The Legislature finds that the defined-benefit model of retirement benefits for state and municipal employees is not fiscally sustainable. It is the intent of the Legislature, therefore, to direct the [state retirement board] to create and maintain a defined-contribution program in which all state and municipal employees hired on or after [date], 2011 will automatically enroll after [X] months of employment to become eligible to accrue retirement benefits.Put the two together, and you can see immediately where this endgame is with Wisconsin AB 269. Many local governments would likely have to pay more to keep these post-retirement health care benefits for current and future employees, which constrains the ability of the local government to continue their current range and level of services, making it more likely some of those services will have to be cut and/or sold off to private interests (a common ALEC goal).
In addition, it sets up a meme of "greedy teachers/ public employees and their benefits" to be the scapegoat of these inevitable budget cuts in local government. This is intended to take the heat off of a WisGOP-run state government which has cut shared aids to schools and other local governments, and placed fiscal handcuffs such as overfunding retirement benefits and limiting the ability of those local governments to raise taxes to continue to pay for both benefits and services.

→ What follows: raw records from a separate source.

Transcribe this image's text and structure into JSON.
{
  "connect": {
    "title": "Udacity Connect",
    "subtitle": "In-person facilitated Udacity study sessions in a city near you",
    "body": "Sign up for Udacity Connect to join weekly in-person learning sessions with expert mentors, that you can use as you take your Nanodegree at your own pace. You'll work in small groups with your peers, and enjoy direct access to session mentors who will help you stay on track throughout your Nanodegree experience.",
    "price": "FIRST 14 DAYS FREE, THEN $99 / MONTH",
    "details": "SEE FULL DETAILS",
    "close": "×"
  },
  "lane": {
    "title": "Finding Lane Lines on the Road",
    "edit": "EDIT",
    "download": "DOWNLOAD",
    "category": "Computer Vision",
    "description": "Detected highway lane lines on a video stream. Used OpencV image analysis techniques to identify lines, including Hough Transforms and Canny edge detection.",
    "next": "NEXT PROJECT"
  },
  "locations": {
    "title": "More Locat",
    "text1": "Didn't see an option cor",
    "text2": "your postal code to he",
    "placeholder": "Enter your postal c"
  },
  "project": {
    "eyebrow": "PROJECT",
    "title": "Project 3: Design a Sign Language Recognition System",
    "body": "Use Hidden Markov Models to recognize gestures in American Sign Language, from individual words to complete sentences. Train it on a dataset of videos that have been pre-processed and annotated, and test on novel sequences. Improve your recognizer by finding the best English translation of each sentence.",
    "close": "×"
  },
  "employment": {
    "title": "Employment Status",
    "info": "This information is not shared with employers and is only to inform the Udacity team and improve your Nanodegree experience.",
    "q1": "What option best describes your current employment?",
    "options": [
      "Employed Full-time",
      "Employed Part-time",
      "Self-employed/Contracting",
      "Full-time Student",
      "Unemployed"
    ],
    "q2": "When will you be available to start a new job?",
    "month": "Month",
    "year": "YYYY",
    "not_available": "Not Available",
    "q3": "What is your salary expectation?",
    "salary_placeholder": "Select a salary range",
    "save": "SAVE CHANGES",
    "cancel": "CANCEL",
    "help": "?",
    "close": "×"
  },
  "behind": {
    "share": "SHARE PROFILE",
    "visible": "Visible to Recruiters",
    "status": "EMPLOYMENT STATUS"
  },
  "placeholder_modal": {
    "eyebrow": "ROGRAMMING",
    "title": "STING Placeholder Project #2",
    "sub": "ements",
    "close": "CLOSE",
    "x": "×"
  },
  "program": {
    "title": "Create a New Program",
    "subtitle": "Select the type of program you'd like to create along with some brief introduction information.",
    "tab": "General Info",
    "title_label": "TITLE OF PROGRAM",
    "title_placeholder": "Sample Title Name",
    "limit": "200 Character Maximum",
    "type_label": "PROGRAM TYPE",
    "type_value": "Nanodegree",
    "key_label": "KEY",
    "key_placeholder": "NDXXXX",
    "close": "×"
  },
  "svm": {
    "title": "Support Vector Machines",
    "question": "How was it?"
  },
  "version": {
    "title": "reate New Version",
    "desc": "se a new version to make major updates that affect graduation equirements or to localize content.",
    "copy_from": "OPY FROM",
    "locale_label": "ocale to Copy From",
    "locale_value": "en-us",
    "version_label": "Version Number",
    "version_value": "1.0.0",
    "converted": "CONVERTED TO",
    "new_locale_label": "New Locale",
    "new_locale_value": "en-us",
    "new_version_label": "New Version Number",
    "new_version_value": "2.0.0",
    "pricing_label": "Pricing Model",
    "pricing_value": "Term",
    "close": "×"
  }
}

Because there isn't a union negotiating to maintain these benefits and services for public employees, and because unions aren't as able to rally support and send information to the public to cut off this ALEC bill (something Sen. Majority Scott Fitzgerald infamously said was a goal of Act 10 during the 2011 protests), AB 269 stands a better chance of slipping through the public's notice. Which is why I'm writing about it on this Labor Day, because you can bet that in the final year of a GOP majority that is increasingly falling out of favor in Wisconsin, you can bet these ALEC water-carriers will try to jam through more of these types of "create a crisis" types of bills in coming months.